Gregory, 73, is one of 13 church leaders that the pope announced would become cardinals during a Nov. 28 ceremony.

The pope called for prayers so the new cardinals “may help me in my ministry as bishop of Rome for the good of all God’s faithful holy people,” The Associated Press reported


Gregory earlier became the first Black archbishop for the Washington D.C. archdiocese, a position that usually serves as a stepping stone to be appointed to cardinal, the AP noted. 

Gregory replaced Cardinal Donald Wuerl, who r esigned in October 2018 after backlash from his handling of the sexual abuse crisis while he was in Pittsburgh. Previously, Gregory served at the Archdiocese of Atlanta. 

Francis noted that nine of his new cardinals are younger than 80, making them eligible to elect the next pope, according to the United States Conference of Catholic Bishops.

Gregory’s appointment also comes amid calls for racial justice this year after George Floyd, a Black man, died in Minneapolis police custody in May, sparking nationwide protests.

The archbishop slammed President TrumpDonald TrumpPoll: 73 percent of Democratic voters would consider voting for Biden in the 2024 primary Biden flexes presidential muscle on campaign trail with Virginia's McAuliffe Has Trump beaten the system? MORE after the president visited the St. John Paul II National Shrine in Washington one day after protesters were forcibly removed from outside the White House minutes ahead of Trump's visit to a nearby Episcopal church. 

LGBTQ advocates celebrated Gregory’s appointment.
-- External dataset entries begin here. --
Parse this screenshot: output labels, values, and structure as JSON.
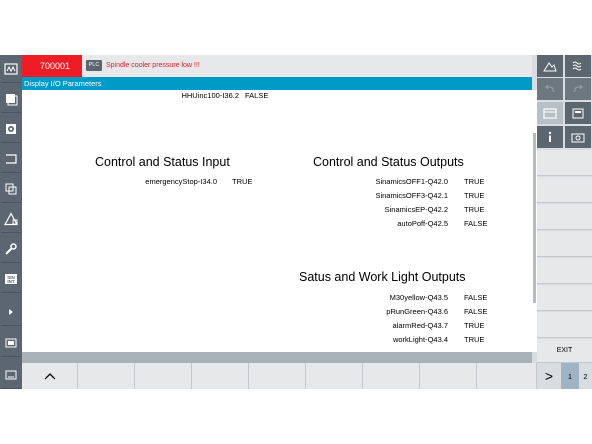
{
  "alarm": {
    "number": "700001",
    "badge": "PLC",
    "message": "Spindle cooler pressure low !!!"
  },
  "window": {
    "title": "Display I/O Parameters"
  },
  "top_row": {
    "label": "HHUinc100-I36.2",
    "value": "FALSE"
  },
  "control_input": {
    "heading": "Control and Status Input",
    "rows": [
      {
        "label": "emergencyStop-I34.0",
        "value": "TRUE"
      }
    ]
  },
  "control_output": {
    "heading": "Control and Status Outputs",
    "rows": [
      {
        "label": "SinamicsOFF1-Q42.0",
        "value": "TRUE"
      },
      {
        "label": "SinamicsOFF3-Q42.1",
        "value": "TRUE"
      },
      {
        "label": "SinamicsEP-Q42.2",
        "value": "TRUE"
      },
      {
        "label": "autoPoff-Q42.5",
        "value": "FALSE"
      }
    ]
  },
  "light_output": {
    "heading": "Satus and Work Light Outputs",
    "rows": [
      {
        "label": "M30yellow-Q43.5",
        "value": "FALSE"
      },
      {
        "label": "pRunGreen-Q43.6",
        "value": "FALSE"
      },
      {
        "label": "alarmRed-Q43.7",
        "value": "TRUE"
      },
      {
        "label": "workLight-Q43.4",
        "value": "TRUE"
      }
    ]
  },
  "softkeys": {
    "exit": "EXIT",
    "up_arrow": "^",
    "next_arrow": ">"
  },
  "pages": {
    "one": "1",
    "two": "2"
  },
  "icons": {
    "left": [
      "machine-icon",
      "program-icon",
      "offset-icon",
      "program-manager-icon",
      "diagnostics-icon",
      "alarm-icon",
      "setup-icon",
      "sinumerik-integrate-icon",
      "expand-icon",
      "screen-icon",
      "keyboard-icon"
    ],
    "right_top": [
      "mountain-icon",
      "wave-icon",
      "undo-icon",
      "redo-icon",
      "window-icon",
      "calculator-icon",
      "info-icon",
      "camera-icon"
    ]
  },
  "colors": {
    "alarm_red": "#ee1c25",
    "title_blue": "#009ac7",
    "toolbar_gray": "#5b6670"
  }
}
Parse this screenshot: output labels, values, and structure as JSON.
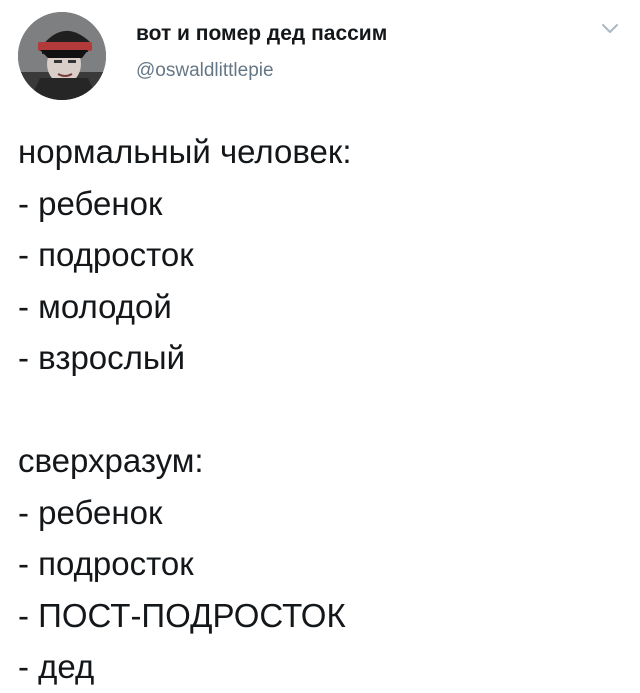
{
  "tweet": {
    "author": {
      "display_name": "вот и помер дед пассим",
      "handle": "@oswaldlittlepie",
      "avatar_icon": "profile-photo-avatar"
    },
    "menu_icon": "chevron-down-icon",
    "text": {
      "section_1": {
        "heading": "нормальный человек:",
        "items": [
          "- ребенок",
          "- подросток",
          "- молодой",
          "- взрослый"
        ]
      },
      "section_2": {
        "heading": "сверхразум:",
        "items": [
          "- ребенок",
          "- подросток",
          "- ПОСТ-ПОДРОСТОК",
          "- дед"
        ]
      }
    }
  },
  "colors": {
    "text": "#14171a",
    "secondary_text": "#657786",
    "background": "#ffffff",
    "chevron": "#aab8c2"
  }
}
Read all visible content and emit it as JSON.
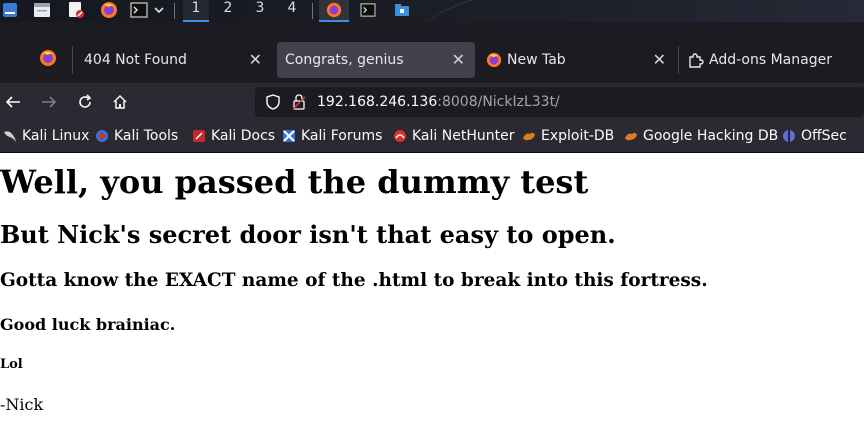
{
  "taskbar": {
    "workspaces": [
      "1",
      "2",
      "3",
      "4"
    ],
    "active_workspace": "1",
    "icons": [
      "kali-menu-icon",
      "file-manager-icon",
      "text-editor-icon",
      "firefox-icon",
      "terminal-icon",
      "chevron-down-icon"
    ],
    "window_buttons": [
      "firefox-window-icon",
      "terminal-window-icon",
      "folder-window-icon"
    ]
  },
  "tabs": [
    {
      "label": "",
      "icon": "firefox-icon",
      "closable": false
    },
    {
      "label": "404 Not Found",
      "icon": "",
      "closable": true
    },
    {
      "label": "Congrats, genius",
      "icon": "",
      "closable": true,
      "selected": true
    },
    {
      "label": "New Tab",
      "icon": "firefox-icon",
      "closable": true
    },
    {
      "label": "Add-ons Manager",
      "icon": "puzzle-icon",
      "closable": false
    }
  ],
  "nav": {
    "back": "←",
    "forward": "→",
    "reload": "↻",
    "home": "⌂",
    "url_host": "192.168.246.136",
    "url_rest": ":8008/NickIzL33t/"
  },
  "bookmarks": [
    {
      "label": "Kali Linux",
      "color": "#8a8a8a"
    },
    {
      "label": "Kali Tools",
      "color": "#d9302b"
    },
    {
      "label": "Kali Docs",
      "color": "#c8262b"
    },
    {
      "label": "Kali Forums",
      "color": "#3b6fd8"
    },
    {
      "label": "Kali NetHunter",
      "color": "#d9302b"
    },
    {
      "label": "Exploit-DB",
      "color": "#e07b22"
    },
    {
      "label": "Google Hacking DB",
      "color": "#e07b22"
    },
    {
      "label": "OffSec",
      "color": "#5b6fd6"
    }
  ],
  "page": {
    "h1": "Well, you passed the dummy test",
    "h2": "But Nick's secret door isn't that easy to open.",
    "h3": "Gotta know the EXACT name of the .html to break into this fortress.",
    "h4": "Good luck brainiac.",
    "h5": "Lol",
    "signature": "-Nick"
  },
  "colors": {
    "chrome_dark": "#1c1b22",
    "toolbar": "#2b2a33",
    "selected_tab": "#42414d",
    "accent": "#3d8fe3"
  }
}
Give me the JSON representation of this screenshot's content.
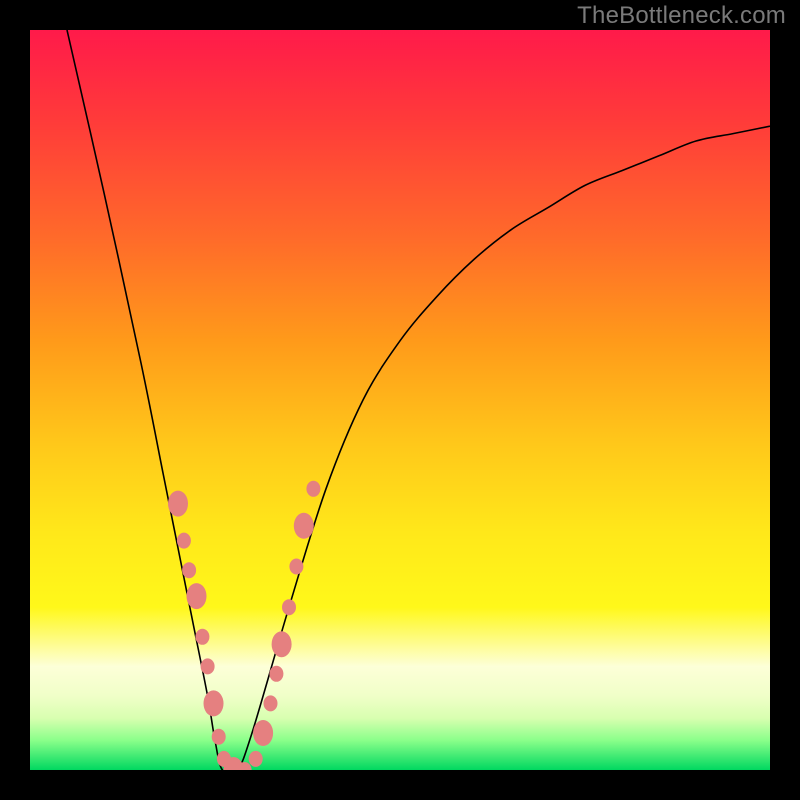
{
  "watermark": "TheBottleneck.com",
  "chart_data": {
    "type": "line",
    "title": "",
    "xlabel": "",
    "ylabel": "",
    "xlim": [
      0,
      100
    ],
    "ylim": [
      0,
      100
    ],
    "grid": false,
    "legend": false,
    "series": [
      {
        "name": "bottleneck-curve",
        "x": [
          5,
          10,
          15,
          18,
          20,
          22,
          24,
          25,
          26,
          28,
          30,
          35,
          40,
          45,
          50,
          55,
          60,
          65,
          70,
          75,
          80,
          85,
          90,
          95,
          100
        ],
        "y": [
          100,
          78,
          55,
          40,
          30,
          20,
          10,
          4,
          0,
          0,
          5,
          22,
          38,
          50,
          58,
          64,
          69,
          73,
          76,
          79,
          81,
          83,
          85,
          86,
          87
        ]
      }
    ],
    "markers": {
      "name": "data-points",
      "points": [
        {
          "x": 20.0,
          "y": 36.0
        },
        {
          "x": 20.8,
          "y": 31.0
        },
        {
          "x": 21.5,
          "y": 27.0
        },
        {
          "x": 22.5,
          "y": 23.5
        },
        {
          "x": 23.3,
          "y": 18.0
        },
        {
          "x": 24.0,
          "y": 14.0
        },
        {
          "x": 24.8,
          "y": 9.0
        },
        {
          "x": 25.5,
          "y": 4.5
        },
        {
          "x": 26.2,
          "y": 1.5
        },
        {
          "x": 27.5,
          "y": 0.0
        },
        {
          "x": 29.0,
          "y": 0.0
        },
        {
          "x": 30.5,
          "y": 1.5
        },
        {
          "x": 31.5,
          "y": 5.0
        },
        {
          "x": 32.5,
          "y": 9.0
        },
        {
          "x": 33.3,
          "y": 13.0
        },
        {
          "x": 34.0,
          "y": 17.0
        },
        {
          "x": 35.0,
          "y": 22.0
        },
        {
          "x": 36.0,
          "y": 27.5
        },
        {
          "x": 37.0,
          "y": 33.0
        },
        {
          "x": 38.3,
          "y": 38.0
        }
      ]
    },
    "background_gradient": {
      "top": "#ff1a4a",
      "middle": "#ffe81a",
      "bottom": "#00d860"
    }
  }
}
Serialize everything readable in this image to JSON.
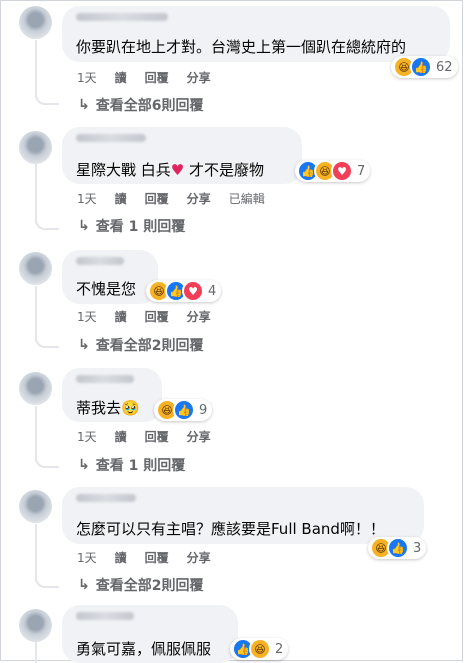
{
  "actions": {
    "time": "1天",
    "read": "讀",
    "reply": "回覆",
    "share": "分享",
    "edited": "已編輯"
  },
  "colors": {
    "haha": "#f7b125",
    "like": "#1877f2",
    "love": "#f33e58",
    "muted": "#65676b",
    "bubble": "#f0f2f5"
  },
  "comments": [
    {
      "text": "你要趴在地上才對。台灣史上第一個趴在總統府的",
      "reactions": [
        "haha",
        "like"
      ],
      "count": "62",
      "replies_label": "查看全部6則回覆"
    },
    {
      "text_before": "星際大戰 白兵",
      "heart_icon": "heart-icon",
      "text_after": " 才不是廢物",
      "reactions": [
        "like",
        "haha",
        "love"
      ],
      "count": "7",
      "replies_label": "查看 1 則回覆"
    },
    {
      "text": "不愧是您",
      "reactions": [
        "haha",
        "like",
        "love"
      ],
      "count": "4",
      "replies_label": "查看全部2則回覆"
    },
    {
      "text": "蒂我去",
      "emoji": "🥹",
      "reactions": [
        "haha",
        "like"
      ],
      "count": "9",
      "replies_label": "查看 1 則回覆"
    },
    {
      "text": "怎麼可以只有主唱？應該要是Full Band啊！！",
      "reactions": [
        "haha",
        "like"
      ],
      "count": "3",
      "replies_label": "查看全部2則回覆"
    },
    {
      "text": "勇氣可嘉，佩服佩服",
      "reactions": [
        "like",
        "haha"
      ],
      "count": "2"
    }
  ],
  "icons": {
    "reply_arrow": "reply-arrow-icon",
    "haha": "haha-reaction-icon",
    "like": "like-reaction-icon",
    "love": "love-reaction-icon"
  }
}
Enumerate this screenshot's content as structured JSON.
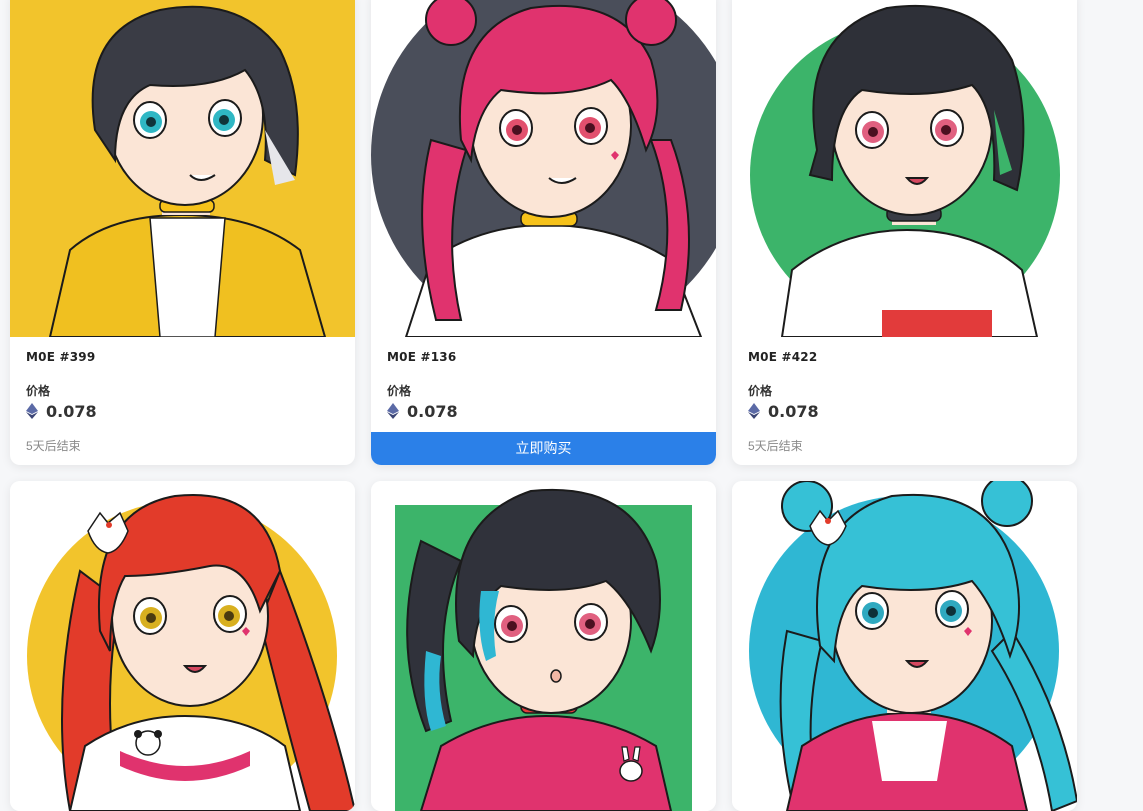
{
  "colors": {
    "accent": "#2b80e8",
    "card_bg": "#ffffff",
    "page_bg": "#f6f7f9"
  },
  "cards": [
    {
      "name": "M0E #399",
      "price_label": "价格",
      "price": "0.078",
      "status": "5天后结束",
      "bg": "#f2c42c",
      "hair": "#3a3c45",
      "eyes": "#2fb7c4"
    },
    {
      "name": "M0E #136",
      "price_label": "价格",
      "price": "0.078",
      "buy_label": "立即购买",
      "bg": "#4a4e5a",
      "hair": "#e0336e",
      "eyes": "#e2506e"
    },
    {
      "name": "M0E #422",
      "price_label": "价格",
      "price": "0.078",
      "status": "5天后结束",
      "bg": "#3cb46a",
      "hair": "#2e3038",
      "eyes": "#e06080"
    },
    {
      "bg": "#f2c42c",
      "hair": "#e23b2a",
      "eyes": "#d8b020"
    },
    {
      "bg": "#3cb46a",
      "hair": "#30323b",
      "eyes": "#e06080"
    },
    {
      "bg": "#2fb7d3",
      "hair": "#2fb7d3",
      "eyes": "#2fa9c0"
    }
  ]
}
The archbishop had written a positive column about his conversations with Catholic parents of LGBTQ children, according to the AP.

The announcement of the new cardinals came days after Francis called for the creation of civil union laws for same-sex couples.